Hoogstraate: ‘These projects are technically and financially robust. You need to work with qualitative partners to contract, operate and maintain them. Also, the offtaker under a PPA needs to be financially solvent’. Concluding the whole process in only six months was legally ‘quite complex and challenging’. He says: ‘The projects were spread around the globe, so we had to deal with different regulations, governments and permits. Abengoa has the majority of shares in the yieldco, but the independent directors decide over future asset acquisitions from Abengoa. From an investor’s perspective that is quite important for the decision process’.
Mix of projects
Pietro Radoia, PV analyst of Bloomberg New Energy Finance, sees the advantages of a yieldco from a developer’s and investor’s perspective. At the same time, he stresses that investments are not risk free under the yieldco structure. Radoia: ‘The financial product is complex and not all investors know what’s the exact content of a yieldco is and will be. As a developer you need specialised expertise and experience to set these up. We’ve seen in the past that governments like Spain can retroactively cut subsidies. Parties should aim for a mix of different projects and countries in their yieldco.’
Hoogstraate adds: ‘A dynamic circuit of projects is favourable.
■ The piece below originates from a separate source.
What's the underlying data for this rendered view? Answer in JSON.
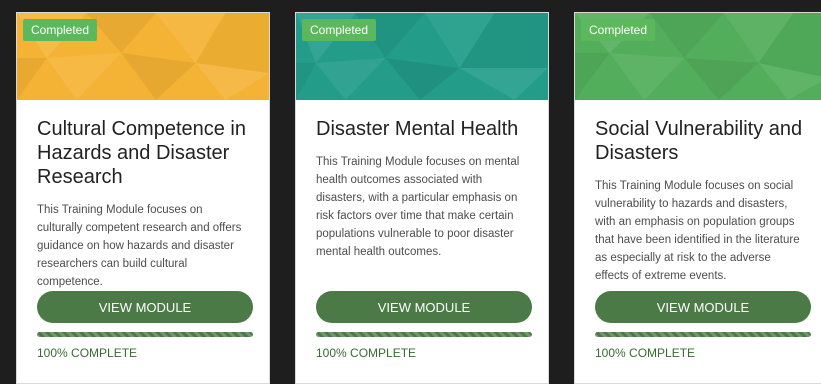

Not only for diversification, but also because of the fact that higher dividend can be expected’.
To the contrary, Reid points out that a focus on a specific region or theme (power generation or infrastructure) is less risky. Reid: ‘Don’t mix regions or currencies in a yieldco, because currencies can go against you and you lose money.’
Other criticism comes from financial analyst Tom Konrad. In this article, he claims that yieldcos potentially have insufficient earnings to both pay the dividend and keep investing in new and existing assets. For example, NRG Yield reported a dividend of $1.42 per share and an average yield of 3 percent. The yieldco produced in 2014 net cash of $223 million and paid out $122 million of dividend. On the other hand, net income was only $16 million.
SunEdison claims in its prospectus, a yield between 8 and 15 percent over a three year period for TerraForm. The current yield is – at the moment of publication- stuck at 2,7 percent.
According to Conrad, a lack of a sufficient net income can become a problem on the long run. ‘Dividends from YieldCos are not directly comparable to dividends from operating companies which have earnings, not just cash flow, sufficient to replace their assets over time. Investments in yieldcos should be viewed as amortizing assets’.
Most of the activity in this field is from the US and to a lesser extent from the UK. Why isn’t there an continental European utility doing a yieldco? According to Radoia: ‘The German market is more focused on privately traded projects. The Italian market is too fragmented to create enough scale for a yieldco. The market growth in France is too modest to create scale. Solairedirect could have possibly been the only yieldco in France, but they have postponed their IPO for unknown reasons’.
Reid concludes: ‘European utilities are in restructuring mode and act paralyzed. And that's a shame because they have access to relatively cheap capital in comparison to American utilities. I think European network operators and transmission managers are potential yieldcos. They are used to creating dividend while managing their networks, for example the National Grid Group in the UK and Elia in Belgium’.
Solarplaza organizes on the 2nd of July in London the first conference focused on the yieldco model in Europe´s renewable energy market. With the attendance of institutional investors, financiers, analysts, IPPs, energy utilities, project developers and other stakeholders, this is your chance to learn and discuss potential yieldcos with the top of the industry.
More information: www.yieldcon.com